● Problem description: Look for the string "Model" in the listing. Copy each line that has it.

● Data for this task:
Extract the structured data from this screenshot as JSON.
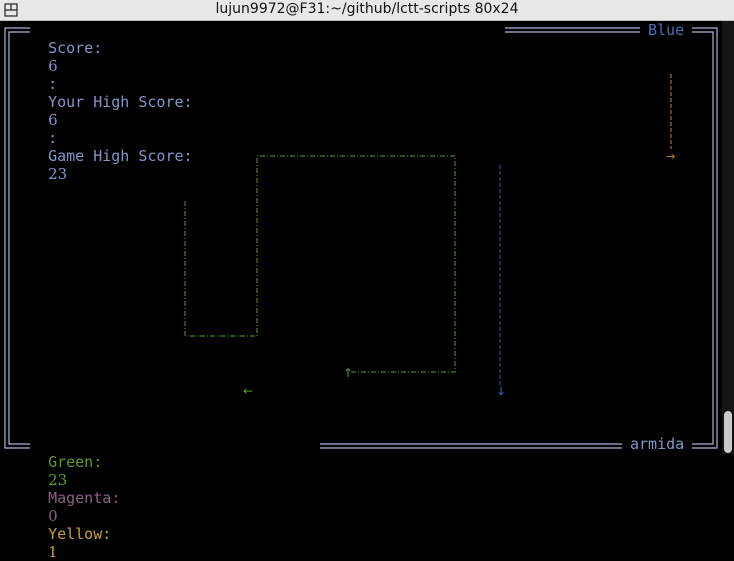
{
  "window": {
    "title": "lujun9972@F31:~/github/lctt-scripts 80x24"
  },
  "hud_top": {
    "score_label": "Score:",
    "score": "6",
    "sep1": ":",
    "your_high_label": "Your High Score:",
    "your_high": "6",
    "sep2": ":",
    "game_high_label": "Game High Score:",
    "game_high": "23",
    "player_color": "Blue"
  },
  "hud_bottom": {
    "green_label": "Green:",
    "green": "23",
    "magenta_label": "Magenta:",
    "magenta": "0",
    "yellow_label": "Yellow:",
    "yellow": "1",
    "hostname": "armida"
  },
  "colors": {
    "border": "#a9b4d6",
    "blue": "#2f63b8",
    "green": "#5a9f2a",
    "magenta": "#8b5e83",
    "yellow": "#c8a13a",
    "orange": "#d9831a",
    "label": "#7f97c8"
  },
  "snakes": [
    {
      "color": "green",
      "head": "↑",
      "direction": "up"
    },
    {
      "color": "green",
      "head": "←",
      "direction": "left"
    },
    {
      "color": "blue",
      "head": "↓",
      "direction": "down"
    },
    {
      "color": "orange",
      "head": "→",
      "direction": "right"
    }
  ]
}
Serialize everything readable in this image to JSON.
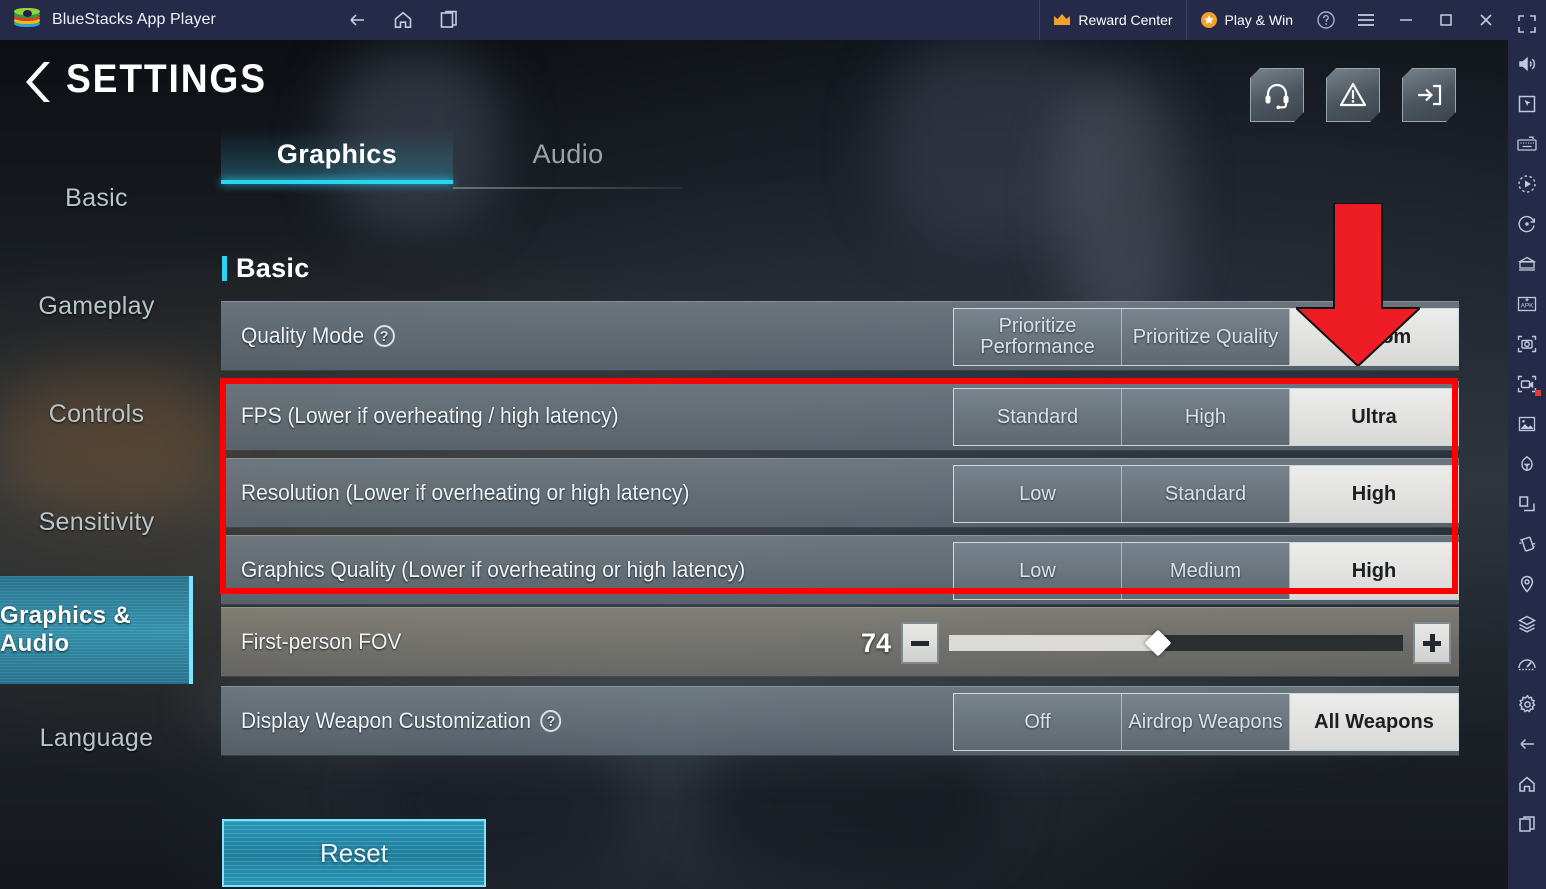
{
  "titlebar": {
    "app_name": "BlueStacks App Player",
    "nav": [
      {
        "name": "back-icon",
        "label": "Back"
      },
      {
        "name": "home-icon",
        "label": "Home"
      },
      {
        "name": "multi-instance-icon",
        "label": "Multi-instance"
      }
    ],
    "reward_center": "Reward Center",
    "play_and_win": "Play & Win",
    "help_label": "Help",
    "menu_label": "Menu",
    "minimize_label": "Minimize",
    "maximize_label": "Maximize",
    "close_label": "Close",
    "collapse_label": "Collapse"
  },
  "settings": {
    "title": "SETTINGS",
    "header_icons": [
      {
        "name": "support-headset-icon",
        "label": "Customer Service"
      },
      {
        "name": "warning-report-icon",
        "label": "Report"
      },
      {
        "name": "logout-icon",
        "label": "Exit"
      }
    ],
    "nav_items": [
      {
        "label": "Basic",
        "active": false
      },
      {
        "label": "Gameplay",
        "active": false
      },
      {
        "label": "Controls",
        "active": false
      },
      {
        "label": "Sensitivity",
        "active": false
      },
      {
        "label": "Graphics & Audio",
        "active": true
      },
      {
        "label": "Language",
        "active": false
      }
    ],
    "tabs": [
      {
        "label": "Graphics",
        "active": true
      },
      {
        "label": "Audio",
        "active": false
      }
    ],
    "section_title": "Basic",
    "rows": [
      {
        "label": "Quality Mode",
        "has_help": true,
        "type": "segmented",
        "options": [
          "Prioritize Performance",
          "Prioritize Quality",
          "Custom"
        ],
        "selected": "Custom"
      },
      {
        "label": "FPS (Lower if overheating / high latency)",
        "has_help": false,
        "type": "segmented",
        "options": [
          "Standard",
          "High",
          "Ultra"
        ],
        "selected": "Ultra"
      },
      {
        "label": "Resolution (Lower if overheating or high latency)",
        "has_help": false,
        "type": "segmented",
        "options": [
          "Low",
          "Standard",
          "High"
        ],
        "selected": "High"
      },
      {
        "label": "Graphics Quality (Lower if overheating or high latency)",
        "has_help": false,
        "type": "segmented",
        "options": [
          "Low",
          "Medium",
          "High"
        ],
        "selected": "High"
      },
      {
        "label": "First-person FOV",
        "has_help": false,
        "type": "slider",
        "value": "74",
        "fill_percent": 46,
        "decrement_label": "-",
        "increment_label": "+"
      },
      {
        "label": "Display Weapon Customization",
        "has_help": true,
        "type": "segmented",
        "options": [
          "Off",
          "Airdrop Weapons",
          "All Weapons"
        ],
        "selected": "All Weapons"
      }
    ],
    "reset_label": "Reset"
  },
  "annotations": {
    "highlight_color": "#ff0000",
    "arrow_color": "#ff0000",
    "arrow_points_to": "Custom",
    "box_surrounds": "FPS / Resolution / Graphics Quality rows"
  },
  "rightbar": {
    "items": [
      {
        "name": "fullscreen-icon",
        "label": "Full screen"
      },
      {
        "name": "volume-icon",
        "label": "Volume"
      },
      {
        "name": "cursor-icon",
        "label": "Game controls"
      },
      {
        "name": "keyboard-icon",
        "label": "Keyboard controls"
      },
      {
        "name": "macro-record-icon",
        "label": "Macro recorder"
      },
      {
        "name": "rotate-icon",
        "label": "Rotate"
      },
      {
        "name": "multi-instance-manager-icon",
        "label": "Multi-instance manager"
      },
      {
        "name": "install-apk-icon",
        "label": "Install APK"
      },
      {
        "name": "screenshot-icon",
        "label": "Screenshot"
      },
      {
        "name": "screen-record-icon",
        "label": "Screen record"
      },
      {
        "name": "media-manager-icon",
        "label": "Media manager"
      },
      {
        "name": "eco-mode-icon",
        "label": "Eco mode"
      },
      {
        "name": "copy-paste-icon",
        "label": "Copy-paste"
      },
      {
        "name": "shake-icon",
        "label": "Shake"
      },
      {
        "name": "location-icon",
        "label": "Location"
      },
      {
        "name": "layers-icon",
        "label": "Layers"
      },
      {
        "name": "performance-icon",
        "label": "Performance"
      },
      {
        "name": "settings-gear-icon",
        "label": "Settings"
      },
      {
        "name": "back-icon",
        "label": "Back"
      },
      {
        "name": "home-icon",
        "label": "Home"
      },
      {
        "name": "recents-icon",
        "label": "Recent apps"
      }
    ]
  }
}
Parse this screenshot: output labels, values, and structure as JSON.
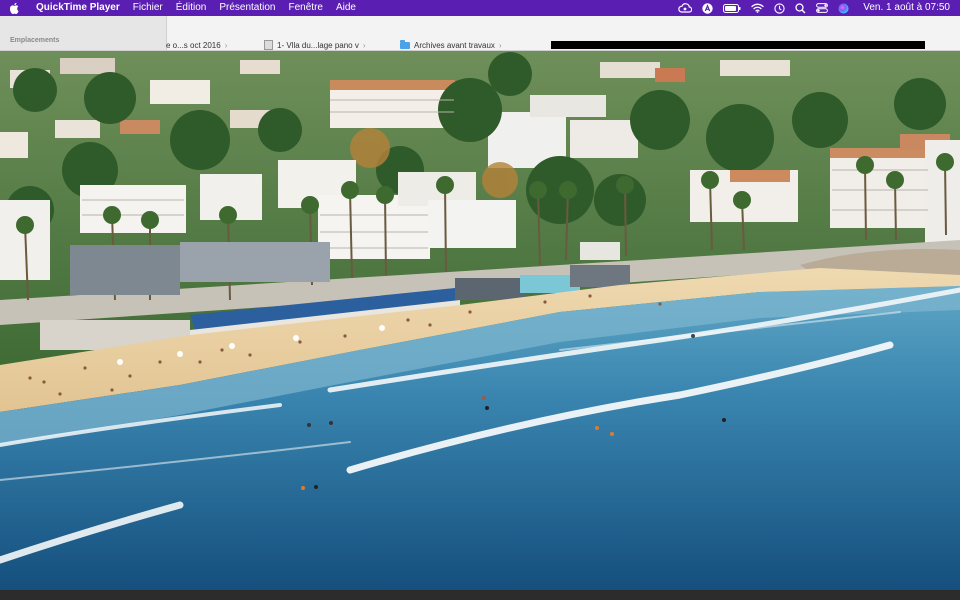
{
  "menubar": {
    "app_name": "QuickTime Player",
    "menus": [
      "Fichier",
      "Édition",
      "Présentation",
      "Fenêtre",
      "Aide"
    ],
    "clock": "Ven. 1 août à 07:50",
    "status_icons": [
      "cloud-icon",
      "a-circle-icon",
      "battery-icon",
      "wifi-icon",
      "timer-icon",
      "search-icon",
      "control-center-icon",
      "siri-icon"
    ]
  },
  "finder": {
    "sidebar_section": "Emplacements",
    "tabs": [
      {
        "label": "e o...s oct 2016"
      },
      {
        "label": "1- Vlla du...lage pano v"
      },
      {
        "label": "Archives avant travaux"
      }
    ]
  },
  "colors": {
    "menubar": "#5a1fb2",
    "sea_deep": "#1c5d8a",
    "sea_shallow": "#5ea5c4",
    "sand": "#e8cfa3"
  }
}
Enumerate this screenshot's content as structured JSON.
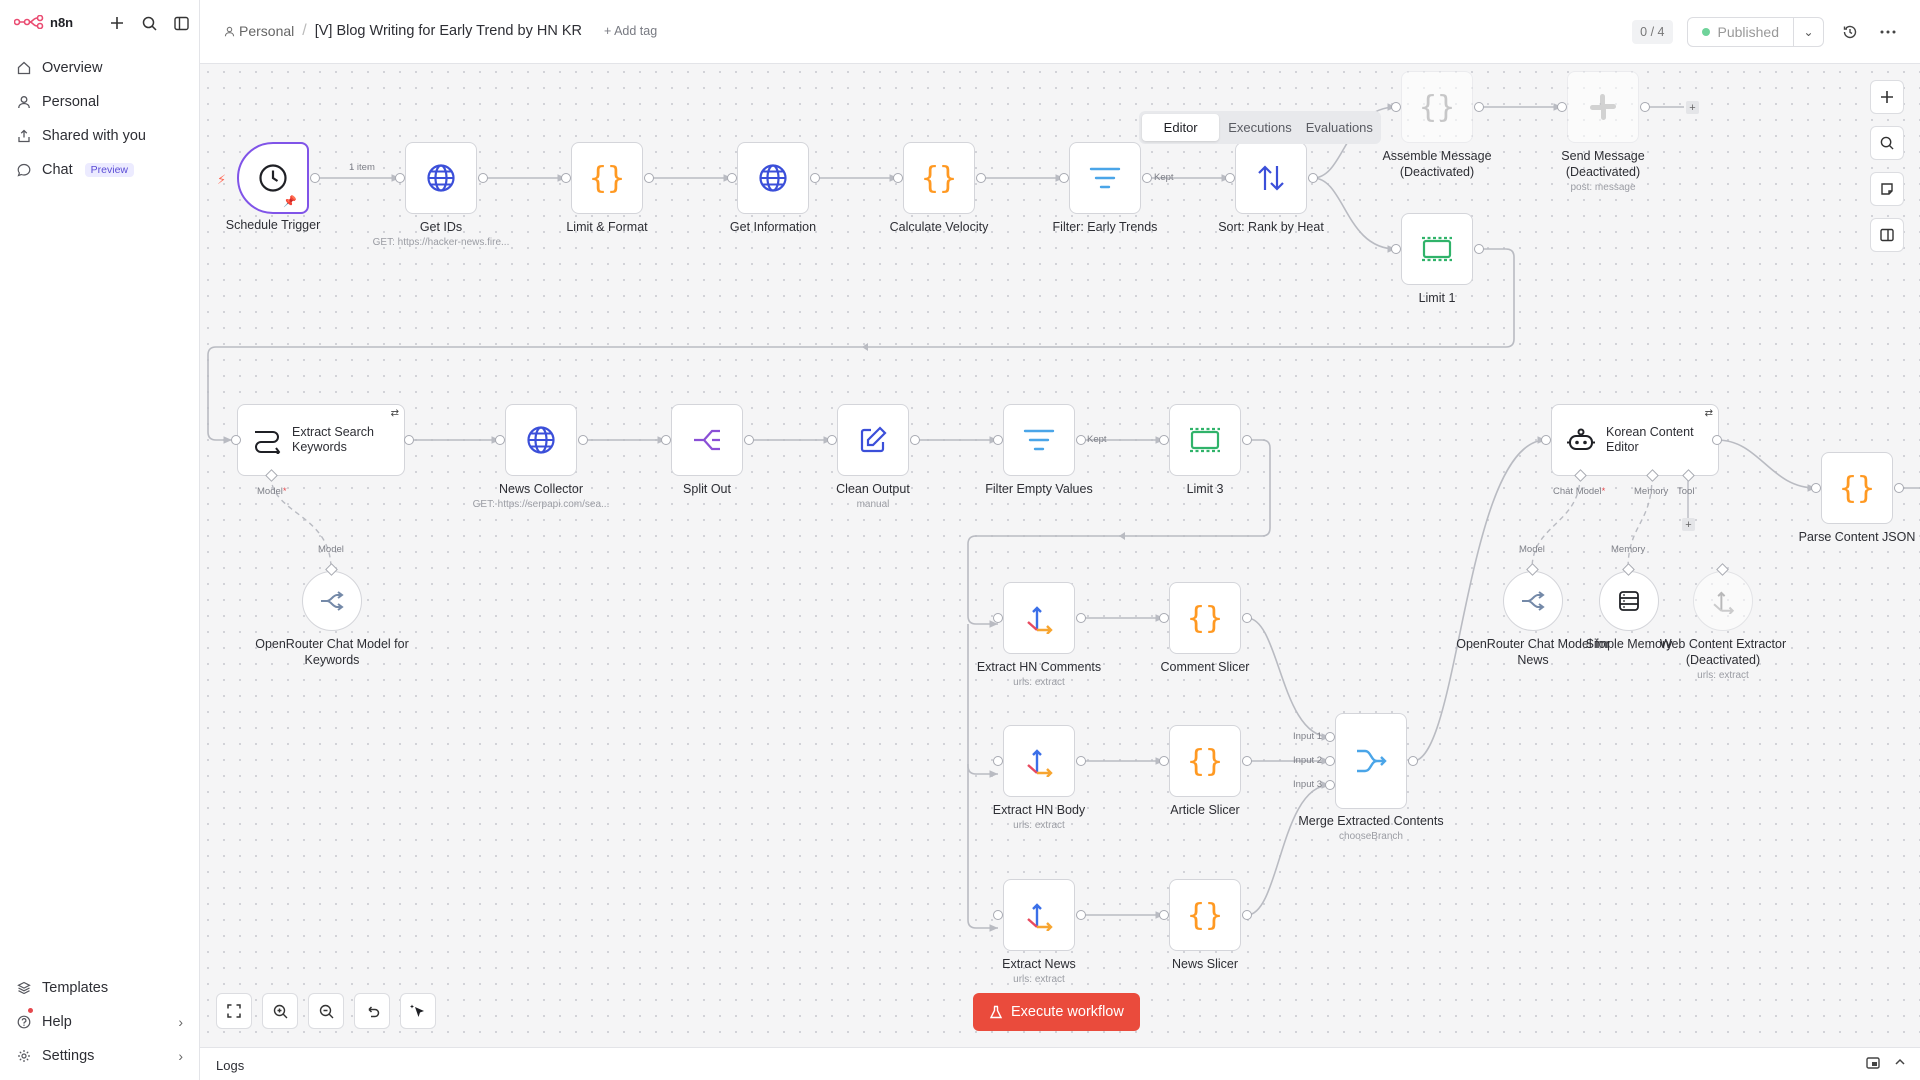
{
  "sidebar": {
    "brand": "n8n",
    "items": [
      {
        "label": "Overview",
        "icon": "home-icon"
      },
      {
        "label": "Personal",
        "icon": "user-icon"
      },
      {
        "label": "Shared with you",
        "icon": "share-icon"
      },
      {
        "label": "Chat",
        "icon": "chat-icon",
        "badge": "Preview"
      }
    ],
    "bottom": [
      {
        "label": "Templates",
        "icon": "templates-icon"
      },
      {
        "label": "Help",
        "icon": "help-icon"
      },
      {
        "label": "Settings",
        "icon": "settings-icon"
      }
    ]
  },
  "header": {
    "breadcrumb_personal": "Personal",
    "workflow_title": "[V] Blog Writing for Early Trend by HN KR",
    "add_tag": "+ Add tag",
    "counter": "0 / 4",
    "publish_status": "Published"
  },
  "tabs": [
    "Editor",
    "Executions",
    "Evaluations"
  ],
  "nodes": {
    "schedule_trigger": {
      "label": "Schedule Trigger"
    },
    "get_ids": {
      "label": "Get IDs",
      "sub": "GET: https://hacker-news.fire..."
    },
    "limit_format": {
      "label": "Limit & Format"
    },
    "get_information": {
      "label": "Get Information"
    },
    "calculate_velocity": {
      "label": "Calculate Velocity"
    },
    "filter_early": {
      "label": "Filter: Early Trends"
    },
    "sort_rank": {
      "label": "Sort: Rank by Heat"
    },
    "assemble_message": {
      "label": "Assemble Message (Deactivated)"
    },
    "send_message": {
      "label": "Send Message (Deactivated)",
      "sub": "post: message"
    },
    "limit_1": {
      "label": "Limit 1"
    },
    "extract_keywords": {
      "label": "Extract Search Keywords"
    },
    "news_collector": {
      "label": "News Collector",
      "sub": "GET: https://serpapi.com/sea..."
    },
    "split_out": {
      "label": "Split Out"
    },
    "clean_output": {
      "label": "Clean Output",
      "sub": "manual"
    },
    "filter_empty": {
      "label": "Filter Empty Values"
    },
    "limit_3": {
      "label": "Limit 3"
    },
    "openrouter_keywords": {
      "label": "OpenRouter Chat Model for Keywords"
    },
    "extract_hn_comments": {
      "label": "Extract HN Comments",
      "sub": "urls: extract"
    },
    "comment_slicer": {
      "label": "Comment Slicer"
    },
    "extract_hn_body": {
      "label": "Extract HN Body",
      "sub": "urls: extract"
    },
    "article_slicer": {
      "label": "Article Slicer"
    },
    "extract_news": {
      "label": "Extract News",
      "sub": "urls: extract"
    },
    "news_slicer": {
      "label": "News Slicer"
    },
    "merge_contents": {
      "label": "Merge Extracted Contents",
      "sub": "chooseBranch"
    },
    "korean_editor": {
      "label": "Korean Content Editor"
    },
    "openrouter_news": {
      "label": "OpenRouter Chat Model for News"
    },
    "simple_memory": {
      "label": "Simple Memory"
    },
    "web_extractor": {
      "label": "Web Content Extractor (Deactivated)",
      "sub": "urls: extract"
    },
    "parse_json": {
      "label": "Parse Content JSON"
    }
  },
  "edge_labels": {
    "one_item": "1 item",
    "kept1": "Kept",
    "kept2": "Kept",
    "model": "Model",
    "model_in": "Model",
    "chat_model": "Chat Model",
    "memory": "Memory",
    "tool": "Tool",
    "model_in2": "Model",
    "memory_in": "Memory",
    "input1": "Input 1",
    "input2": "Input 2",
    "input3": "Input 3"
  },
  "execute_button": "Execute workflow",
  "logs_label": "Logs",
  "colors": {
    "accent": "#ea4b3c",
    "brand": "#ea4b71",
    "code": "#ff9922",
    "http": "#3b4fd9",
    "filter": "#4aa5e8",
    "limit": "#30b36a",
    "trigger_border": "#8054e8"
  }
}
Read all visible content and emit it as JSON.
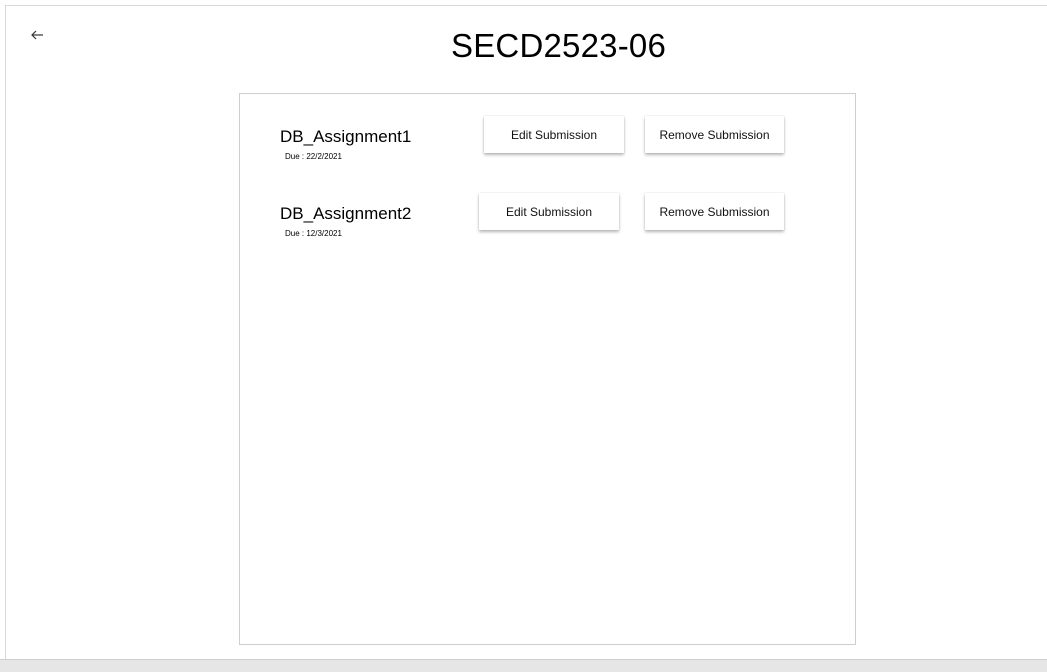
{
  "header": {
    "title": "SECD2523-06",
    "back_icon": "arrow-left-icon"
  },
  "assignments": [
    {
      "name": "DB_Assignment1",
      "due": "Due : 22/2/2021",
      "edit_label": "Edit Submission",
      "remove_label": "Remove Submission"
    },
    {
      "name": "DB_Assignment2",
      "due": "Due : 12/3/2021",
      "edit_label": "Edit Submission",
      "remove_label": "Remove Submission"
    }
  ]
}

● Response to this task:
      "label": "OpenRouter Chat Model for Keywords"
      "label": "OpenRouter Chat Model for News"
    "model": "Model",
    "model_in": "Model",
    "chat_model": "Chat Model",
    "model_in2": "Model",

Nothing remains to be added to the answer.